My understanding of it is... Dodson, Alt, Casa etc. were PCS (Permanent Change of Station) transfers to Group VII under the Southwest Border Initiative. The GRIT deployment didn't start until around April sometime. GRIT deployee's are all TDY - the Phoenix GRIT was for 100 day TDY and then they returned to their respective field division.
Said yet another:
GRIT had a couple of agents assigned to Phoenix VII, but they are not the same. Operation Gunrunner was a funding source, and Phoenix VII and GRIT came from Gunrunner funds. Therefore Operation F & F was part of Gunrunner, but NOT all encompassing. There were some good cases that were part of Gunrunner.
(GROUP) VII had 6 or 8 (GRITs) - the majority of the detailee's were assigned to augment Group VII. A few went to help out the other groups but the compelling reason that GRIT was even deployed to Phoenix was to assist with F & F. As soon as GRIT agents questioned the strategy or case agents, they found themselves working on other things; unless it was realized that it even remotely tied back to F&F, then it was taken away from them and rolled up in it.
There has been some confusion in other media accounts of just how the "Grenadewalker" case fits into Fast & Furious. By the accounts of the Wall Street Journal and David Codrea, the supervisor on that investigation who repeatedly locked horns with Emory Hurley over failures to interdict and prosecute was Peter Forcelli, who was the Group I leader at the Yuma office. Thus, "Grenadewalker" was not part of Fast & Furious, although both Emory Hurley and Dennis Burke, of course, were the common denominators in both cases.

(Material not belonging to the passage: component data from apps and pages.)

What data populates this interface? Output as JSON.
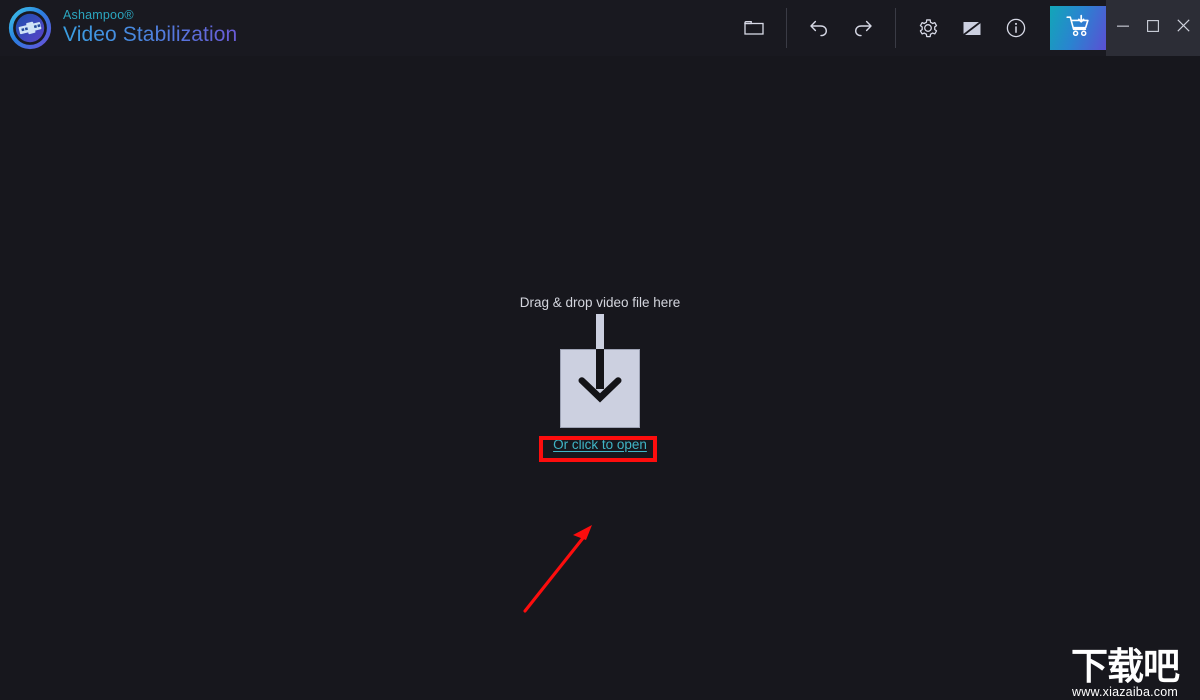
{
  "window": {
    "background_color": "#17171d",
    "titlebar_color": "#191920"
  },
  "brand": {
    "company": "Ashampoo®",
    "product": "Video Stabilization",
    "logo_icon": "film-strip-circle-logo",
    "company_color": "#2ba6bf",
    "product_gradient_from": "#3a9fe2",
    "product_gradient_to": "#6a5ad6"
  },
  "toolbar": {
    "items": [
      {
        "name": "open-file",
        "icon": "folder-icon",
        "label": "Open file"
      },
      {
        "name": "undo",
        "icon": "undo-arrow-icon",
        "label": "Undo"
      },
      {
        "name": "redo",
        "icon": "redo-arrow-icon",
        "label": "Redo"
      },
      {
        "name": "settings",
        "icon": "gear-icon",
        "label": "Settings"
      },
      {
        "name": "theme",
        "icon": "contrast-diagonal-icon",
        "label": "Theme"
      },
      {
        "name": "info",
        "icon": "info-circle-icon",
        "label": "Info"
      }
    ],
    "buy": {
      "name": "buy-now",
      "icon": "shopping-cart-download-icon",
      "label": "Buy",
      "gradient_from": "#12a6b8",
      "gradient_to": "#5b4fd4"
    }
  },
  "window_controls": [
    {
      "name": "minimize",
      "icon": "minimize-icon",
      "label": "Minimize"
    },
    {
      "name": "maximize",
      "icon": "maximize-icon",
      "label": "Maximize"
    },
    {
      "name": "close",
      "icon": "close-icon",
      "label": "Close"
    }
  ],
  "dropzone": {
    "hint": "Drag & drop video file here",
    "link": "Or click to open",
    "link_color": "#3fb5c6",
    "box_color": "#ccd0e0",
    "arrow_icon": "download-into-box-arrow-icon"
  },
  "annotations": {
    "highlight_color": "#fd0d0d",
    "rect_target": "Or click to open",
    "arrow_icon": "red-pointer-arrow"
  },
  "watermark": {
    "logo_text": "下载吧",
    "url": "www.xiazaiba.com"
  }
}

Sidenote: Oddly, Emory Hurley is described, even by people who despised his judgment, as "a nice guy." Thus once more proving, if any were necessary, the "banality of evil."

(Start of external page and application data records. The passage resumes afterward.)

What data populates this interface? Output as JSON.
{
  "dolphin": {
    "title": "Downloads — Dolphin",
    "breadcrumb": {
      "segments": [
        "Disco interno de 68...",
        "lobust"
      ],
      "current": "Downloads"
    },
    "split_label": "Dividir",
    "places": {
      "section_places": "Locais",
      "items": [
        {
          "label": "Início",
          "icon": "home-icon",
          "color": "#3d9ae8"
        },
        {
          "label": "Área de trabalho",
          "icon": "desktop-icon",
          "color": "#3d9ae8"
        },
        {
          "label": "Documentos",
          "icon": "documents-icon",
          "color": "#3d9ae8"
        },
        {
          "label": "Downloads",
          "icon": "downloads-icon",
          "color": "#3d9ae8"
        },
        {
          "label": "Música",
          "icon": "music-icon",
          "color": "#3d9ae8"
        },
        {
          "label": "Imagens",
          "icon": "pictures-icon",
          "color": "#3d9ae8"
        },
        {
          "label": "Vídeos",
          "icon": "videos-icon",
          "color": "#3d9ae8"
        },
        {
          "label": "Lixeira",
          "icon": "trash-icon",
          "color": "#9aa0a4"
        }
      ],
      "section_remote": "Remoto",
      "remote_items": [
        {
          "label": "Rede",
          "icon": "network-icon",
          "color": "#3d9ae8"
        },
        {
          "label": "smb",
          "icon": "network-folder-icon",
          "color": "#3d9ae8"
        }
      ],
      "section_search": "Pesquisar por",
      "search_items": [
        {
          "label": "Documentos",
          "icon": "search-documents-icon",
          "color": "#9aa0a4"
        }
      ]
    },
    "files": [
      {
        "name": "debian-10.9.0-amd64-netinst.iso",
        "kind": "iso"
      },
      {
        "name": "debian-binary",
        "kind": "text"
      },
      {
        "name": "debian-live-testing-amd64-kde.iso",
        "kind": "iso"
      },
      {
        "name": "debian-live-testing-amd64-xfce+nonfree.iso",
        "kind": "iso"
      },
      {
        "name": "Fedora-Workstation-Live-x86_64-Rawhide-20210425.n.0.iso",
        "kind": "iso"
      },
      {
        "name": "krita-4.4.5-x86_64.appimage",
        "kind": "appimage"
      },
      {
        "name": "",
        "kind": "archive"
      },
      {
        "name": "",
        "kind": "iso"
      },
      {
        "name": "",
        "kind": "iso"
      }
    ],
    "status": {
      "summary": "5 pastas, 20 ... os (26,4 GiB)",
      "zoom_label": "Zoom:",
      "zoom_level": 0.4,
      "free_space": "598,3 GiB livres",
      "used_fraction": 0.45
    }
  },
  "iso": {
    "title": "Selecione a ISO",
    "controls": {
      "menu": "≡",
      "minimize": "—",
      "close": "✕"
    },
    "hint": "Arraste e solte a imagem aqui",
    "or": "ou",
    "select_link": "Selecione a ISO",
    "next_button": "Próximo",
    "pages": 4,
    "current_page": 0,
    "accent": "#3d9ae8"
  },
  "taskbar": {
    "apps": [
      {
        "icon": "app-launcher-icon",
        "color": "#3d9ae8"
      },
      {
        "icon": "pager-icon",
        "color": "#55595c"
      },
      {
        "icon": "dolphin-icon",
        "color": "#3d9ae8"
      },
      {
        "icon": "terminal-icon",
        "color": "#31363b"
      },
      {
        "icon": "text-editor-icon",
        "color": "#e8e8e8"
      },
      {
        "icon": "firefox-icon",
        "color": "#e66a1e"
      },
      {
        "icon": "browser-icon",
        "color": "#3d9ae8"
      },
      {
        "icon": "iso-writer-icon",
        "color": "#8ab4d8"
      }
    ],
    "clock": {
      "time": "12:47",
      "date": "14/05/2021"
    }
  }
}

So, let's recap:
A. "The compelling reason that GRIT was even deployed to Phoenix was to assist with F & F."
B. "(GROUP) VII had 6 or 8 (GRITs)."
C. "The GRIT people assigned to Group VII are part of the reason that this was leaked. They with Dodson and Alt wouldn't sit by and watch while the cartel got armed to the teeth."

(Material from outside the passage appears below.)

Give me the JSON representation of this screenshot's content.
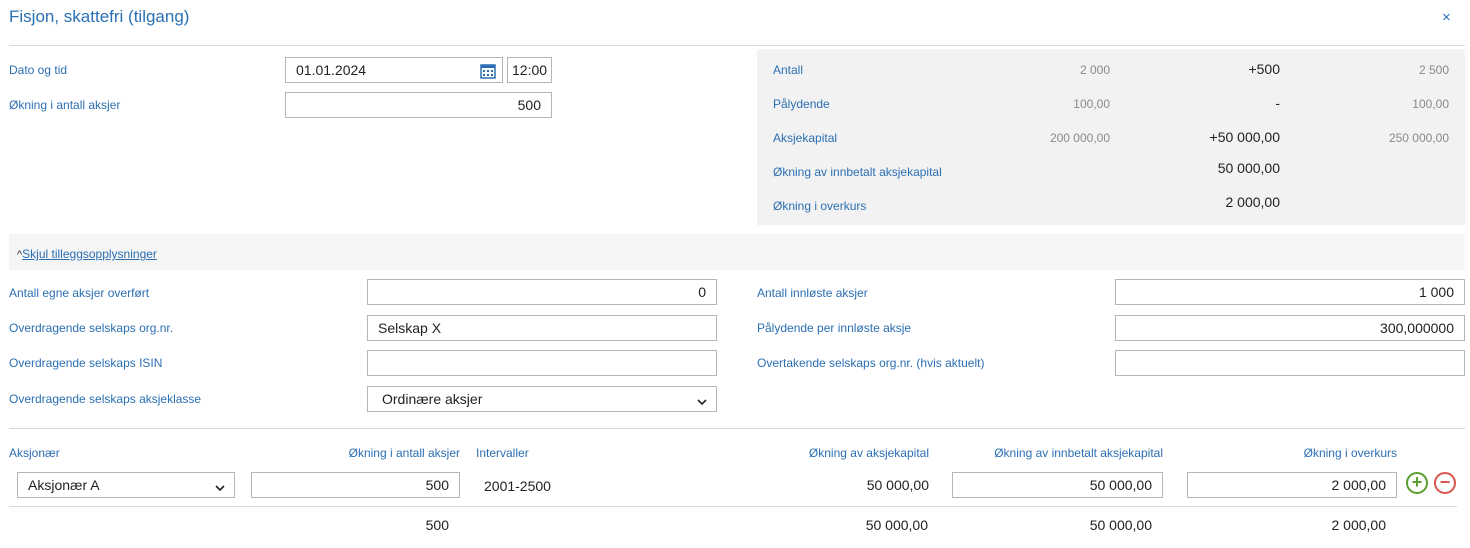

So, at least in part, GRIT was there for F&F and F&F used GRIT resources.
Why does this detailed accounting matter?
Easy. Because of White House word games in their denial of National Security Council knowledge of gunwalking.
A previous email chain between Newell and O’Reilly emerged at a House hearing in July. That exchange indicates that O’Reilly was seeking some information about southwest border gun operations for Deputy National Security Adviser John Brennan.
“We want John Brennan well prepared to talk GRIT with the Mexicans next Wednesday,” O’Reilly wrote on Sept. 1, referring to a “gunrunner impact team” program to beef up ATF enforcement in particular regions.
An administration official said that email exchange referred to other investigations being conducted by the Phoenix ATF office, not to Fast and Furious.
Ah, but did Newell -- who obviously knew the details -- make the distinction to O'Reilly? Why would he since at least in part, Fast and Furious was GRIT and GRIT was Fast and Furious? And why wouldn't Newell, who after all was talking to someone much further up the policy food chain -- a long-time friend by his own admission -- someone who had knowledge of and probably a hand in writing the policy that Gunwalker sprang from, be as frank as friends often are about the details? Why wouldn't he brag about it?
And if, as it is being pimped about by the cover-up weasels at Main Justice, this was a "rogue Phoenix operation" of the evil troll Hurley's concoction, why wouldn't Newell -- whose office was having so much trouble getting Hurley to prosecute "grenadewalkers" and straw buyers -- NOT complain to his friend about this deviation of policy?
Unless, of course, it wasn't a deviation, but rather the policy itself.
Questions for another hearing.